Below are records; copy every line among them that contains the word "icon".
[[ Records provided open ]]
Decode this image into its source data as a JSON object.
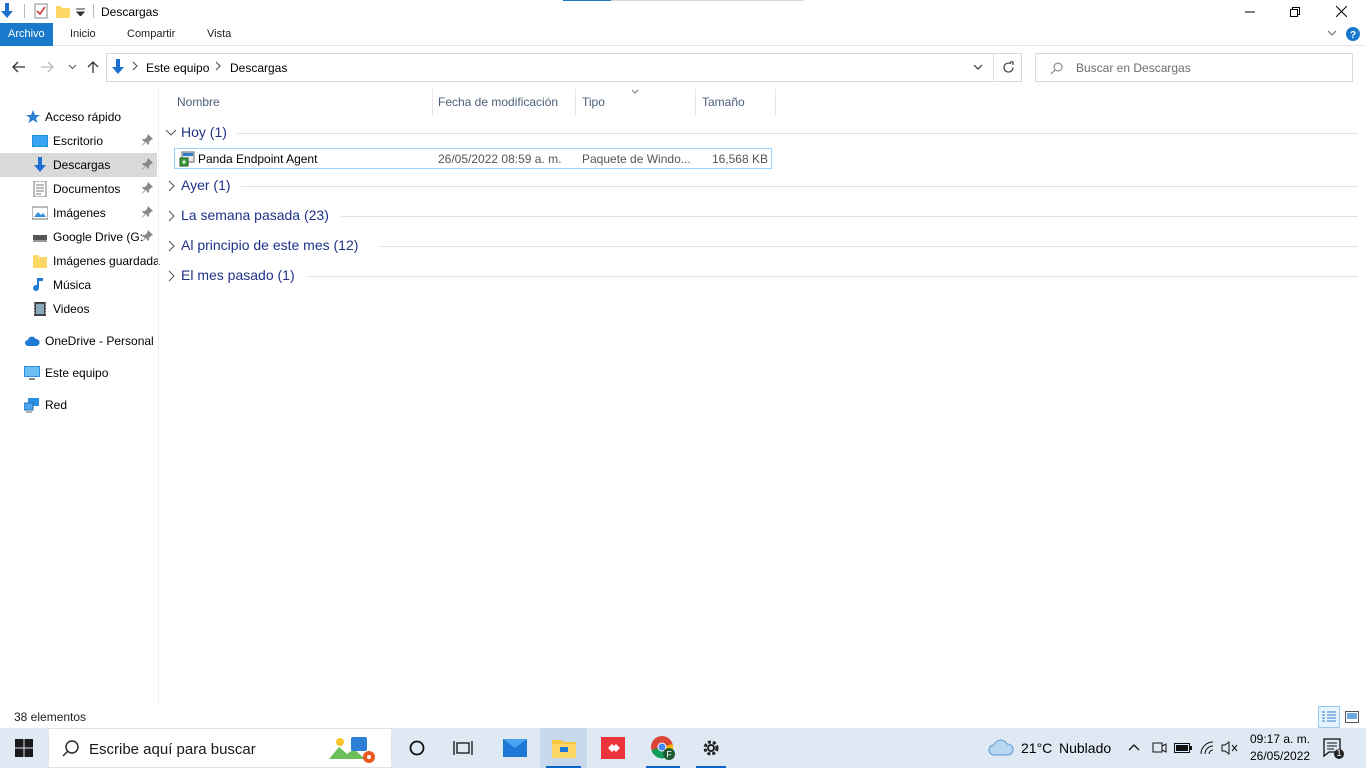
{
  "window": {
    "title": "Descargas"
  },
  "ribbon": {
    "tabs": [
      "Archivo",
      "Inicio",
      "Compartir",
      "Vista"
    ]
  },
  "address": {
    "segments": [
      "Este equipo",
      "Descargas"
    ]
  },
  "search": {
    "placeholder": "Buscar en Descargas"
  },
  "sidebar": {
    "items": [
      {
        "label": "Acceso rápido",
        "icon": "star-icon"
      },
      {
        "label": "Escritorio",
        "icon": "desktop-icon",
        "pinned": true
      },
      {
        "label": "Descargas",
        "icon": "download-icon",
        "pinned": true,
        "selected": true
      },
      {
        "label": "Documentos",
        "icon": "documents-icon",
        "pinned": true
      },
      {
        "label": "Imágenes",
        "icon": "pictures-icon",
        "pinned": true
      },
      {
        "label": "Google Drive (G:",
        "icon": "drive-icon",
        "pinned": true
      },
      {
        "label": "Imágenes guardada",
        "icon": "folder-icon"
      },
      {
        "label": "Música",
        "icon": "music-icon"
      },
      {
        "label": "Videos",
        "icon": "video-icon"
      },
      {
        "label": "OneDrive - Personal",
        "icon": "cloud-icon"
      },
      {
        "label": "Este equipo",
        "icon": "computer-icon"
      },
      {
        "label": "Red",
        "icon": "network-icon"
      }
    ]
  },
  "columns": {
    "name": "Nombre",
    "modified": "Fecha de modificación",
    "type": "Tipo",
    "size": "Tamaño"
  },
  "groups": [
    {
      "label": "Hoy (1)",
      "expanded": true
    },
    {
      "label": "Ayer (1)",
      "expanded": false
    },
    {
      "label": "La semana pasada (23)",
      "expanded": false
    },
    {
      "label": "Al principio de este mes (12)",
      "expanded": false
    },
    {
      "label": "El mes pasado (1)",
      "expanded": false
    }
  ],
  "files": [
    {
      "name": "Panda Endpoint Agent",
      "modified": "26/05/2022 08:59 a. m.",
      "type": "Paquete de Windo...",
      "size": "16,568 KB"
    }
  ],
  "status": {
    "count": "38 elementos"
  },
  "taskbar": {
    "search_placeholder": "Escribe aquí para buscar",
    "weather_temp": "21°C",
    "weather_desc": "Nublado",
    "time": "09:17 a. m.",
    "date": "26/05/2022",
    "notifications": "1"
  },
  "colors": {
    "accent": "#1979ca",
    "group_text": "#1e3287",
    "selection_border": "#99d1ff",
    "taskbar_bg": "#dfe9f4"
  }
}
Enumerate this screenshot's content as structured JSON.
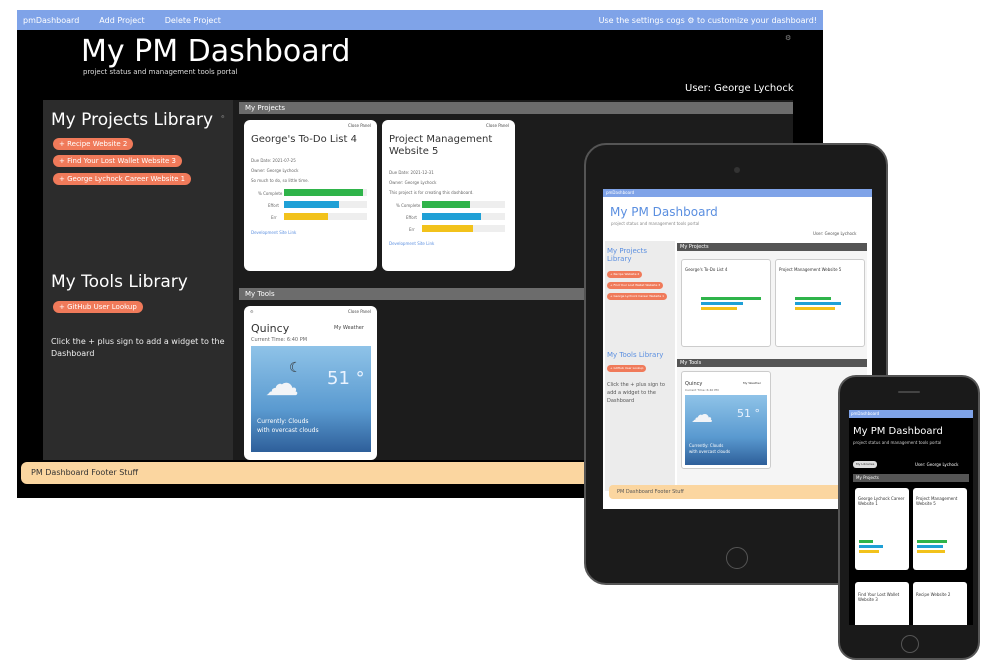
{
  "desktop": {
    "nav": {
      "brand": "pmDashboard",
      "add": "Add Project",
      "delete": "Delete Project",
      "hint": "Use the settings cogs ⚙ to customize your dashboard!"
    },
    "title": "My PM Dashboard",
    "subtitle": "project status and management tools portal",
    "user": "User: George Lychock",
    "projects_library": {
      "title": "My Projects Library",
      "items": [
        "+ Recipe Website 2",
        "+ Find Your Lost Wallet Website 3",
        "+ George Lychock Career Website 1"
      ]
    },
    "tools_library": {
      "title": "My Tools Library",
      "items": [
        "+ GitHub User Lookup"
      ],
      "help": "Click the + plus sign to add a widget to the Dashboard"
    },
    "my_projects_label": "My Projects",
    "my_tools_label": "My Tools",
    "cards": [
      {
        "close": "Close Panel",
        "title": "George's To-Do List 4",
        "due": "Due Date: 2021-07-25",
        "owner": "Owner: George Lychock",
        "desc": "So much to do, so little time.",
        "bars": [
          {
            "label": "% Complete",
            "pct": 0.95,
            "color": "#2fb44a"
          },
          {
            "label": "Effort",
            "pct": 0.66,
            "color": "#1fa0d6"
          },
          {
            "label": "Err",
            "pct": 0.53,
            "color": "#f2c21b"
          }
        ],
        "link": "Development Site Link"
      },
      {
        "close": "Close Panel",
        "title": "Project Management Website 5",
        "due": "Due Date: 2021-12-31",
        "owner": "Owner: George Lychock",
        "desc": "This project is for creating this dashboard.",
        "bars": [
          {
            "label": "% Complete",
            "pct": 0.58,
            "color": "#2fb44a"
          },
          {
            "label": "Effort",
            "pct": 0.71,
            "color": "#1fa0d6"
          },
          {
            "label": "Err",
            "pct": 0.62,
            "color": "#f2c21b"
          }
        ],
        "link": "Development Site Link"
      }
    ],
    "weather": {
      "close": "Close Panel",
      "city": "Quincy",
      "widget": "My Weather",
      "time": "Current Time: 6:40 PM",
      "temp": "51 °",
      "cond1": "Currently: Clouds",
      "cond2": "with overcast clouds"
    },
    "footer": "PM Dashboard Footer Stuff"
  },
  "tablet": {
    "brand": "pmDashboard",
    "title": "My PM Dashboard",
    "subtitle": "project status and management tools portal",
    "user": "User: George Lychock",
    "projects_library": "My Projects Library",
    "projects": [
      "+ Recipe Website 2",
      "+ Find Your Lost Wallet Website 3",
      "+ George Lychock Career Website 1"
    ],
    "tools_library": "My Tools Library",
    "tools": [
      "+ GitHub User Lookup"
    ],
    "help": "Click the + plus sign to add a widget to the Dashboard",
    "my_projects": "My Projects",
    "my_tools": "My Tools",
    "card1": "George's To-Do List 4",
    "card2": "Project Management Website 5",
    "weather_city": "Quincy",
    "weather_widget": "My Weather",
    "weather_time": "Current Time: 6:40 PM",
    "weather_temp": "51 °",
    "weather_cond1": "Currently: Clouds",
    "weather_cond2": "with overcast clouds",
    "footer": "PM Dashboard Footer Stuff"
  },
  "phone": {
    "brand": "pmDashboard",
    "title": "My PM Dashboard",
    "subtitle": "project status and management tools portal",
    "libraries": "My Libraries",
    "user": "User: George Lychock",
    "my_projects": "My Projects",
    "card1": "George Lychock Career Website 1",
    "card2": "Project Management Website 5",
    "card3": "Find Your Lost Wallet Website 3",
    "card4": "Recipe Website 2"
  }
}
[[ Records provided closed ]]
■ Result of the exercise ■
        "icon": "star-icon"
        "icon": "desktop-icon",
        "icon": "download-icon",
        "icon": "documents-icon",
        "icon": "pictures-icon",
        "icon": "drive-icon",
        "icon": "folder-icon"
        "icon": "music-icon"
        "icon": "video-icon"
        "icon": "cloud-icon"
        "icon": "computer-icon"
        "icon": "network-icon"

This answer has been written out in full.